====== DATA PROVIDED

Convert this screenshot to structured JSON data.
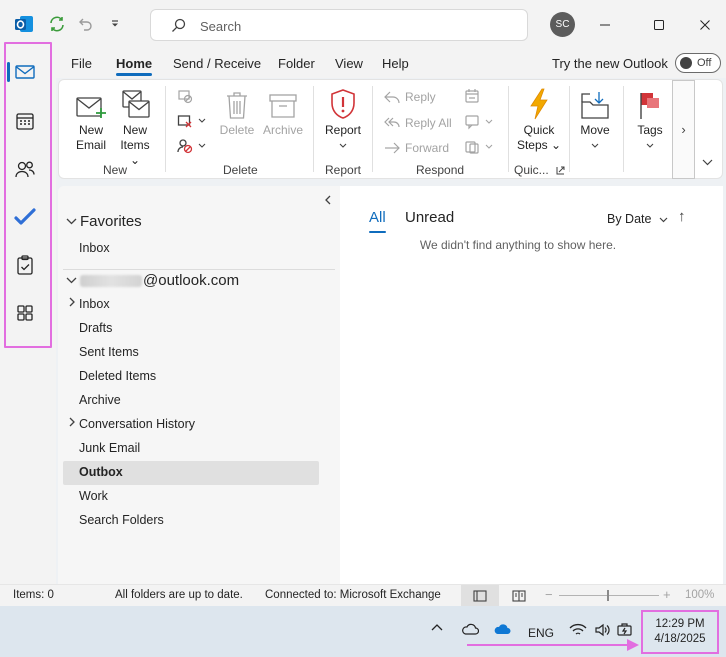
{
  "titlebar": {
    "search_placeholder": "Search",
    "avatar_initials": "SC"
  },
  "menu": {
    "tabs": [
      "File",
      "Home",
      "Send / Receive",
      "Folder",
      "View",
      "Help"
    ],
    "active_tab": "Home",
    "try_new_label": "Try the new Outlook",
    "toggle_state": "Off"
  },
  "ribbon": {
    "new_email": [
      "New",
      "Email"
    ],
    "new_items": [
      "New",
      "Items ⌄"
    ],
    "delete_label": "Delete",
    "archive_label": "Archive",
    "report_label": "Report",
    "reply_label": "Reply",
    "reply_all_label": "Reply All",
    "forward_label": "Forward",
    "quick_steps": [
      "Quick",
      "Steps ⌄"
    ],
    "move_label": "Move",
    "tags_label": "Tags",
    "groups": {
      "new": "New",
      "delete": "Delete",
      "report": "Report",
      "respond": "Respond",
      "quick": "Quic..."
    },
    "more_label": "›",
    "collapse_label": "⌄"
  },
  "folders": {
    "favorites_label": "Favorites",
    "favorites": [
      "Inbox"
    ],
    "account_suffix": "@outlook.com",
    "items": [
      {
        "label": "Inbox",
        "expandable": true
      },
      {
        "label": "Drafts",
        "expandable": false
      },
      {
        "label": "Sent Items",
        "expandable": false
      },
      {
        "label": "Deleted Items",
        "expandable": false
      },
      {
        "label": "Archive",
        "expandable": false
      },
      {
        "label": "Conversation History",
        "expandable": true
      },
      {
        "label": "Junk Email",
        "expandable": false
      },
      {
        "label": "Outbox",
        "expandable": false,
        "selected": true
      },
      {
        "label": "Work",
        "expandable": false
      },
      {
        "label": "Search Folders",
        "expandable": false
      }
    ]
  },
  "messages": {
    "tab_all": "All",
    "tab_unread": "Unread",
    "sort_label": "By Date",
    "sort_dir": "↑",
    "empty_text": "We didn't find anything to show here."
  },
  "status": {
    "items": "Items: 0",
    "sync": "All folders are up to date.",
    "connection": "Connected to: Microsoft Exchange",
    "zoom_minus": "−",
    "zoom_plus": "+",
    "zoom": "100%"
  },
  "taskbar": {
    "lang": "ENG",
    "time": "12:29 PM",
    "date": "4/18/2025"
  },
  "colors": {
    "accent": "#0f6cbd",
    "highlight": "#e26ee0"
  }
}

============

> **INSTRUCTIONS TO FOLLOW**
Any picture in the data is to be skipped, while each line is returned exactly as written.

> **RESPONSE TO THE TASK**
Convert this screenshot to structured JSON data.
{
  "titlebar": {
    "search_placeholder": "Search",
    "avatar_initials": "SC"
  },
  "menu": {
    "tabs": [
      "File",
      "Home",
      "Send / Receive",
      "Folder",
      "View",
      "Help"
    ],
    "active_tab": "Home",
    "try_new_label": "Try the new Outlook",
    "toggle_state": "Off"
  },
  "ribbon": {
    "new_email": [
      "New",
      "Email"
    ],
    "new_items": [
      "New",
      "Items ⌄"
    ],
    "delete_label": "Delete",
    "archive_label": "Archive",
    "report_label": "Report",
    "reply_label": "Reply",
    "reply_all_label": "Reply All",
    "forward_label": "Forward",
    "quick_steps": [
      "Quick",
      "Steps ⌄"
    ],
    "move_label": "Move",
    "tags_label": "Tags",
    "groups": {
      "new": "New",
      "delete": "Delete",
      "report": "Report",
      "respond": "Respond",
      "quick": "Quic..."
    },
    "more_label": "›",
    "collapse_label": "⌄"
  },
  "folders": {
    "favorites_label": "Favorites",
    "favorites": [
      "Inbox"
    ],
    "account_suffix": "@outlook.com",
    "items": [
      {
        "label": "Inbox",
        "expandable": true
      },
      {
        "label": "Drafts",
        "expandable": false
      },
      {
        "label": "Sent Items",
        "expandable": false
      },
      {
        "label": "Deleted Items",
        "expandable": false
      },
      {
        "label": "Archive",
        "expandable": false
      },
      {
        "label": "Conversation History",
        "expandable": true
      },
      {
        "label": "Junk Email",
        "expandable": false
      },
      {
        "label": "Outbox",
        "expandable": false,
        "selected": true
      },
      {
        "label": "Work",
        "expandable": false
      },
      {
        "label": "Search Folders",
        "expandable": false
      }
    ]
  },
  "messages": {
    "tab_all": "All",
    "tab_unread": "Unread",
    "sort_label": "By Date",
    "sort_dir": "↑",
    "empty_text": "We didn't find anything to show here."
  },
  "status": {
    "items": "Items: 0",
    "sync": "All folders are up to date.",
    "connection": "Connected to: Microsoft Exchange",
    "zoom_minus": "−",
    "zoom_plus": "+",
    "zoom": "100%"
  },
  "taskbar": {
    "lang": "ENG",
    "time": "12:29 PM",
    "date": "4/18/2025"
  },
  "colors": {
    "accent": "#0f6cbd",
    "highlight": "#e26ee0"
  }
}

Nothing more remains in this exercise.